Work required
Exactly as written, retype the listing below, omitting the pictures.

Available data
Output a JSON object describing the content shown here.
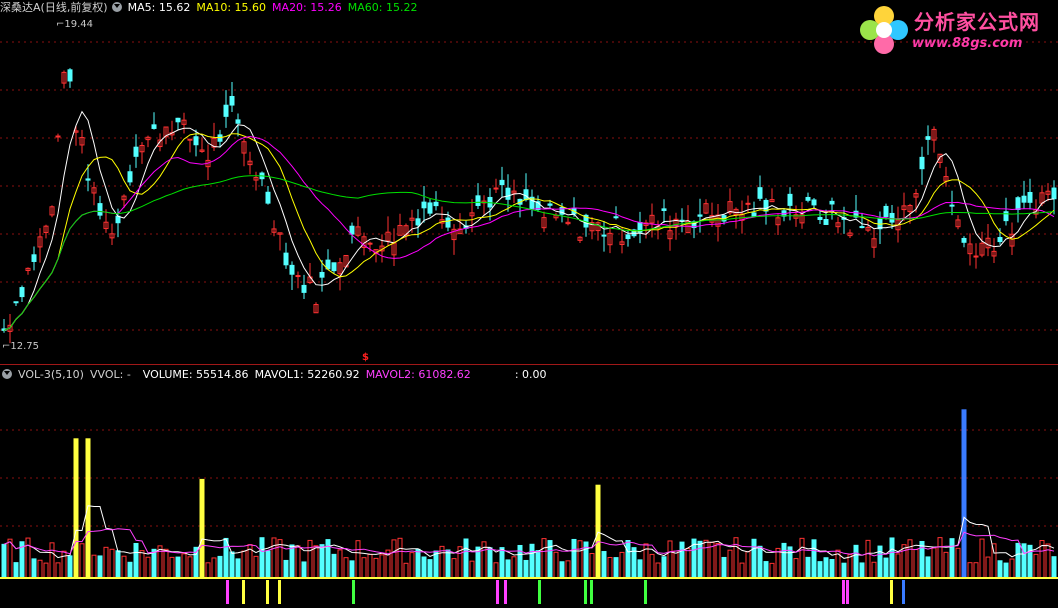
{
  "price_panel": {
    "stock_title": "深桑达A(日线,前复权)",
    "ma5": "MA5: 15.62",
    "ma10": "MA10: 15.60",
    "ma20": "MA20: 15.26",
    "ma60": "MA60: 15.22",
    "high_label": "19.44",
    "low_label": "12.75",
    "colors": {
      "up": "#ff3232",
      "down": "#54ffff",
      "ma5": "#ffffff",
      "ma10": "#ffff00",
      "ma20": "#ff00ff",
      "ma60": "#00e000"
    }
  },
  "signal_mark": "$",
  "volume_panel": {
    "indicator": "VOL-3(5,10)",
    "vvol": "VVOL: -",
    "volume": "VOLUME: 55514.86",
    "mavol1": "MAVOL1: 52260.92",
    "mavol2": "MAVOL2: 61082.62",
    "extra": ": 0.00"
  },
  "logo": {
    "title": "分析家公式网",
    "url": "www.88gs.com"
  },
  "icons": {
    "settings": "dropdown-circle-icon",
    "logo": "flower-logo-icon"
  },
  "chart_data": {
    "type": "candlestick",
    "price_range": [
      12.75,
      19.44
    ],
    "grid": "dashed-horizontal",
    "volume_series": [
      "VOLUME",
      "MAVOL1",
      "MAVOL2"
    ]
  }
}
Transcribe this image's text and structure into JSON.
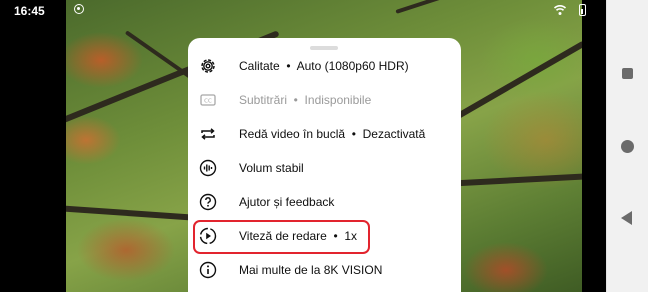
{
  "status_bar": {
    "time": "16:45"
  },
  "menu": {
    "items": [
      {
        "name": "quality",
        "icon": "gear-icon",
        "label": "Calitate  •  Auto (1080p60 HDR)",
        "disabled": false
      },
      {
        "name": "subtitles",
        "icon": "closed-captions-icon",
        "label": "Subtitrări  •  Indisponibile",
        "disabled": true
      },
      {
        "name": "loop-video",
        "icon": "loop-icon",
        "label": "Redă video în buclă  •  Dezactivată",
        "disabled": false
      },
      {
        "name": "stable-volume",
        "icon": "sound-wave-icon",
        "label": "Volum stabil",
        "disabled": false
      },
      {
        "name": "help-feedback",
        "icon": "help-circle-icon",
        "label": "Ajutor și feedback",
        "disabled": false
      },
      {
        "name": "playback-speed",
        "icon": "playback-speed-icon",
        "label": "Viteză de redare  •  1x",
        "disabled": false,
        "highlighted": true
      },
      {
        "name": "more-from-channel",
        "icon": "info-icon",
        "label": "Mai multe de la 8K VISION",
        "disabled": false
      }
    ]
  },
  "colors": {
    "highlight": "#e2242e",
    "sheet": "#ffffff",
    "nav_bar": "#f1f1f1"
  }
}
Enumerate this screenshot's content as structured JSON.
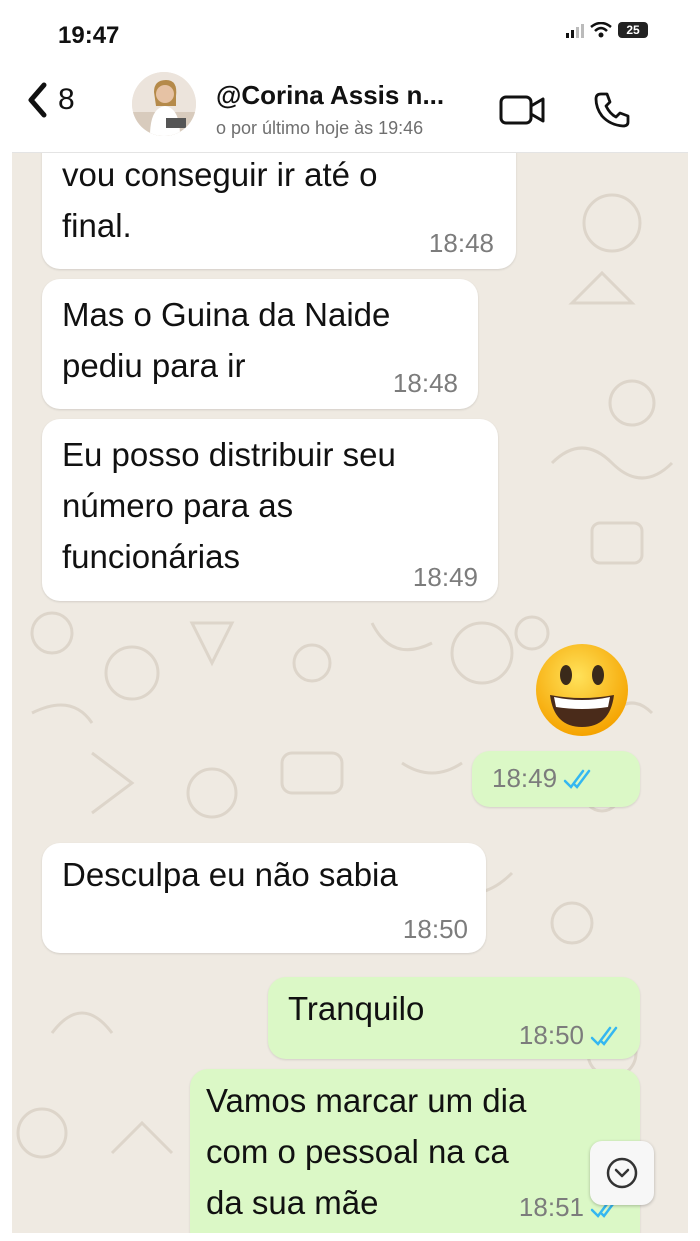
{
  "status_bar": {
    "time": "19:47",
    "battery": "25",
    "signal_icon": "signal-icon",
    "wifi_icon": "wifi-icon"
  },
  "header": {
    "back_count": "8",
    "contact_name": "@Corina Assis n...",
    "last_seen": "o por último hoje às 19:46",
    "video_icon": "video-camera-icon",
    "call_icon": "phone-icon"
  },
  "colors": {
    "chat_background": "#efeae2",
    "incoming_bubble": "#ffffff",
    "outgoing_bubble": "#dbf8c6",
    "read_ticks": "#34b7f1"
  },
  "messages": [
    {
      "direction": "in",
      "text": "vou conseguir ir até o\nfinal.",
      "time": "18:48"
    },
    {
      "direction": "in",
      "text": "Mas o Guina da Naide\npediu para ir",
      "time": "18:48"
    },
    {
      "direction": "in",
      "text": "Eu posso distribuir seu\nnúmero para as\nfuncionárias",
      "time": "18:49"
    },
    {
      "direction": "out",
      "text": "😀",
      "time": "18:49",
      "status": "read"
    },
    {
      "direction": "in",
      "text": "Desculpa eu não sabia",
      "time": "18:50"
    },
    {
      "direction": "out",
      "text": "Tranquilo",
      "time": "18:50",
      "status": "read"
    },
    {
      "direction": "out",
      "text": "Vamos marcar um dia\ncom o pessoal na ca\nda sua mãe",
      "time": "18:51",
      "status": "read"
    }
  ],
  "scroll_button_icon": "chevron-down-icon"
}
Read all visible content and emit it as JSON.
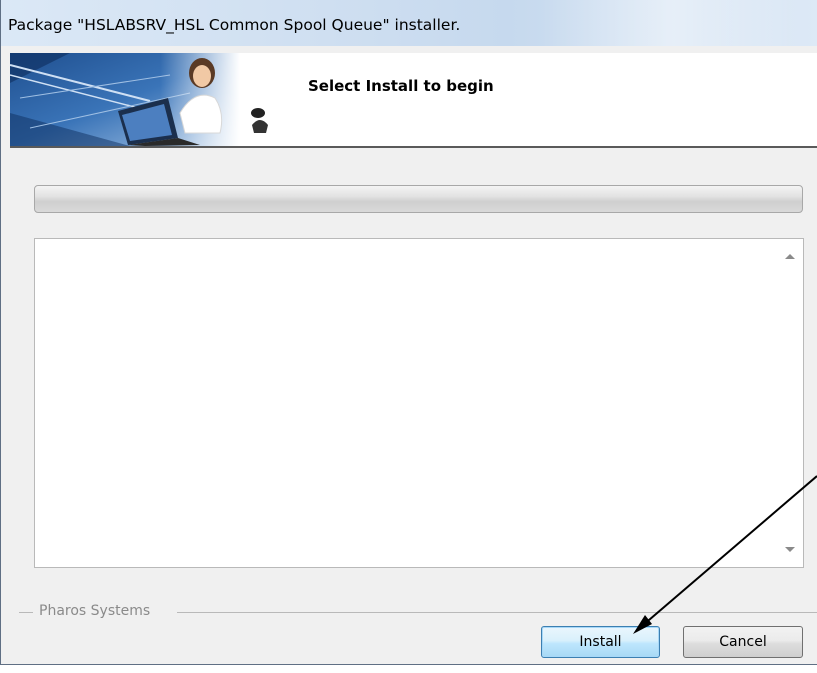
{
  "window": {
    "title": "Package \"HSLABSRV_HSL Common Spool Queue\" installer."
  },
  "banner": {
    "heading": "Select Install to begin"
  },
  "progress": {
    "value_percent": 0
  },
  "log": {
    "text": ""
  },
  "footer": {
    "group_label": "Pharos Systems"
  },
  "buttons": {
    "install_label": "Install",
    "cancel_label": "Cancel"
  },
  "colors": {
    "titlebar": "#cfdff1",
    "window_background": "#f0f0f0",
    "default_button_border": "#3c7fb1"
  },
  "icons": {
    "scroll_up": "scroll-up-arrow-icon",
    "scroll_down": "scroll-down-arrow-icon",
    "annotation": "pointer-arrow-icon"
  }
}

Written response
Output a JSON object describing the content shown here.
{
  "price_panel": {
    "stock_title": "深桑达A(日线,前复权)",
    "ma5": "MA5: 15.62",
    "ma10": "MA10: 15.60",
    "ma20": "MA20: 15.26",
    "ma60": "MA60: 15.22",
    "high_label": "19.44",
    "low_label": "12.75",
    "colors": {
      "up": "#ff3232",
      "down": "#54ffff",
      "ma5": "#ffffff",
      "ma10": "#ffff00",
      "ma20": "#ff00ff",
      "ma60": "#00e000"
    }
  },
  "signal_mark": "$",
  "volume_panel": {
    "indicator": "VOL-3(5,10)",
    "vvol": "VVOL: -",
    "volume": "VOLUME: 55514.86",
    "mavol1": "MAVOL1: 52260.92",
    "mavol2": "MAVOL2: 61082.62",
    "extra": ": 0.00"
  },
  "logo": {
    "title": "分析家公式网",
    "url": "www.88gs.com"
  },
  "icons": {
    "settings": "dropdown-circle-icon",
    "logo": "flower-logo-icon"
  },
  "chart_data": {
    "type": "candlestick",
    "price_range": [
      12.75,
      19.44
    ],
    "grid": "dashed-horizontal",
    "volume_series": [
      "VOLUME",
      "MAVOL1",
      "MAVOL2"
    ]
  }
}
Transcribe this image's text and structure into JSON.
{
  "status_bar": {
    "time": "16:45"
  },
  "menu": {
    "items": [
      {
        "name": "quality",
        "icon": "gear-icon",
        "label": "Calitate  •  Auto (1080p60 HDR)",
        "disabled": false
      },
      {
        "name": "subtitles",
        "icon": "closed-captions-icon",
        "label": "Subtitrări  •  Indisponibile",
        "disabled": true
      },
      {
        "name": "loop-video",
        "icon": "loop-icon",
        "label": "Redă video în buclă  •  Dezactivată",
        "disabled": false
      },
      {
        "name": "stable-volume",
        "icon": "sound-wave-icon",
        "label": "Volum stabil",
        "disabled": false
      },
      {
        "name": "help-feedback",
        "icon": "help-circle-icon",
        "label": "Ajutor și feedback",
        "disabled": false
      },
      {
        "name": "playback-speed",
        "icon": "playback-speed-icon",
        "label": "Viteză de redare  •  1x",
        "disabled": false,
        "highlighted": true
      },
      {
        "name": "more-from-channel",
        "icon": "info-icon",
        "label": "Mai multe de la 8K VISION",
        "disabled": false
      }
    ]
  },
  "colors": {
    "highlight": "#e2242e",
    "sheet": "#ffffff",
    "nav_bar": "#f1f1f1"
  }
}
Enumerate this screenshot's content as structured JSON.
{
  "status_bar": {
    "time": "19:47",
    "battery": "25",
    "signal_icon": "signal-icon",
    "wifi_icon": "wifi-icon"
  },
  "header": {
    "back_count": "8",
    "contact_name": "@Corina Assis n...",
    "last_seen": "o por último hoje às 19:46",
    "video_icon": "video-camera-icon",
    "call_icon": "phone-icon"
  },
  "colors": {
    "chat_background": "#efeae2",
    "incoming_bubble": "#ffffff",
    "outgoing_bubble": "#dbf8c6",
    "read_ticks": "#34b7f1"
  },
  "messages": [
    {
      "direction": "in",
      "text": "vou conseguir ir até o\nfinal.",
      "time": "18:48"
    },
    {
      "direction": "in",
      "text": "Mas o Guina da Naide\npediu para ir",
      "time": "18:48"
    },
    {
      "direction": "in",
      "text": "Eu posso distribuir seu\nnúmero para as\nfuncionárias",
      "time": "18:49"
    },
    {
      "direction": "out",
      "text": "😀",
      "time": "18:49",
      "status": "read"
    },
    {
      "direction": "in",
      "text": "Desculpa eu não sabia",
      "time": "18:50"
    },
    {
      "direction": "out",
      "text": "Tranquilo",
      "time": "18:50",
      "status": "read"
    },
    {
      "direction": "out",
      "text": "Vamos marcar um dia\ncom o pessoal na ca\nda sua mãe",
      "time": "18:51",
      "status": "read"
    }
  ],
  "scroll_button_icon": "chevron-down-icon"
}
Read all visible content and emit it as JSON.
{
  "window": {
    "title": "Package \"HSLABSRV_HSL Common Spool Queue\" installer."
  },
  "banner": {
    "heading": "Select Install to begin"
  },
  "progress": {
    "value_percent": 0
  },
  "log": {
    "text": ""
  },
  "footer": {
    "group_label": "Pharos Systems"
  },
  "buttons": {
    "install_label": "Install",
    "cancel_label": "Cancel"
  },
  "colors": {
    "titlebar": "#cfdff1",
    "window_background": "#f0f0f0",
    "default_button_border": "#3c7fb1"
  },
  "icons": {
    "scroll_up": "scroll-up-arrow-icon",
    "scroll_down": "scroll-down-arrow-icon",
    "annotation": "pointer-arrow-icon"
  }
}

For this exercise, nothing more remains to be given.